━━━━━ Input for this task

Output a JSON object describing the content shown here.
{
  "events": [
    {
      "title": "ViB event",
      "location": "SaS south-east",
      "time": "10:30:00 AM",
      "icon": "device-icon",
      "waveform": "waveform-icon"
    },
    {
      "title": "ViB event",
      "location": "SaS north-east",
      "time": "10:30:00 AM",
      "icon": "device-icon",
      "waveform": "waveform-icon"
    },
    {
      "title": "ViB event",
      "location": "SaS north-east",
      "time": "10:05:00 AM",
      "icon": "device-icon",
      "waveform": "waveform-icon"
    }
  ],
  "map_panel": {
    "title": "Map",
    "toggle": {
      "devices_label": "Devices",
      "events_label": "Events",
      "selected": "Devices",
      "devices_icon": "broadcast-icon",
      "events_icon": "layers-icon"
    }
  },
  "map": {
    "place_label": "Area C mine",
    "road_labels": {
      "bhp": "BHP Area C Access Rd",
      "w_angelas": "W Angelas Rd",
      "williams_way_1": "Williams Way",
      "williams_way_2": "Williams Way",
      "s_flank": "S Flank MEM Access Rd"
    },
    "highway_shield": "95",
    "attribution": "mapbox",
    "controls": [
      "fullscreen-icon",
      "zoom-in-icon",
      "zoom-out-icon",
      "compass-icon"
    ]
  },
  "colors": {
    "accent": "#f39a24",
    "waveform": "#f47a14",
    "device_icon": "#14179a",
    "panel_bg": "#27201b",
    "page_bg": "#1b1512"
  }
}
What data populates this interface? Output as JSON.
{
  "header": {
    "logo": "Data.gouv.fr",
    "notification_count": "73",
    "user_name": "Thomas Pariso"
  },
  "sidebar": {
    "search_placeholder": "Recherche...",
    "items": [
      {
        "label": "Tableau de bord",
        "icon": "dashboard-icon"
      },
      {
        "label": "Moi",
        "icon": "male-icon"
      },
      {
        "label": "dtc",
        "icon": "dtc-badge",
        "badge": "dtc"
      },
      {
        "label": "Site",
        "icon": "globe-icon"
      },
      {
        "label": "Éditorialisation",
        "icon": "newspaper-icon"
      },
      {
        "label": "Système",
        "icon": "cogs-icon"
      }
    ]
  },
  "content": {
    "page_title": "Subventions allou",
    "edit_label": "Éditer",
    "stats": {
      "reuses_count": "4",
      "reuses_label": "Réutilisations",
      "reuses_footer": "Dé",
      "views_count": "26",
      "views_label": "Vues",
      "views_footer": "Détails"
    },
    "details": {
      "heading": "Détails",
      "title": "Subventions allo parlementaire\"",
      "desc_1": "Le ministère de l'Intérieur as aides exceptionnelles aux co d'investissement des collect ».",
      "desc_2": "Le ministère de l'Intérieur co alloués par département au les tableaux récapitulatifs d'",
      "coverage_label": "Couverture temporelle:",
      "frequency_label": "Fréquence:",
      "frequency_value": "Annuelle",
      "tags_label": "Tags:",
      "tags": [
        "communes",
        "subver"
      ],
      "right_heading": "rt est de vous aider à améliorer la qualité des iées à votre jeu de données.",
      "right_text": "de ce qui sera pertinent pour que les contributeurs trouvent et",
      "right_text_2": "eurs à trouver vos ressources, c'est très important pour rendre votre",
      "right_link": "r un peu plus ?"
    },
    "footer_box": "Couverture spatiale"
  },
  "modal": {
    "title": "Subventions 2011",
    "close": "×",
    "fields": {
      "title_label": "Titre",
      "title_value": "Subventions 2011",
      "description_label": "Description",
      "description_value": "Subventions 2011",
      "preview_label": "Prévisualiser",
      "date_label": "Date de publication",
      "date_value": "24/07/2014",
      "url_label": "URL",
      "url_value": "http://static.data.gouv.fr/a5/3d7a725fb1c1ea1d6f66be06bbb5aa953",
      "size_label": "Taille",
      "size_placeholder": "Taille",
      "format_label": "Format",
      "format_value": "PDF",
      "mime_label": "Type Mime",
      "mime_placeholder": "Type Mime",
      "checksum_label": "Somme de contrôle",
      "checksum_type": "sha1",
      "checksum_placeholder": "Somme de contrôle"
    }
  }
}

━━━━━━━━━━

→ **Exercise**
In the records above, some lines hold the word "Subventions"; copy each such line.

→ **Exercise response**
    "page_title": "Subventions allou",
      "title": "Subventions allo parlementaire\"",
    "title": "Subventions 2011",
      "title_value": "Subventions 2011",
      "description_value": "Subventions 2011",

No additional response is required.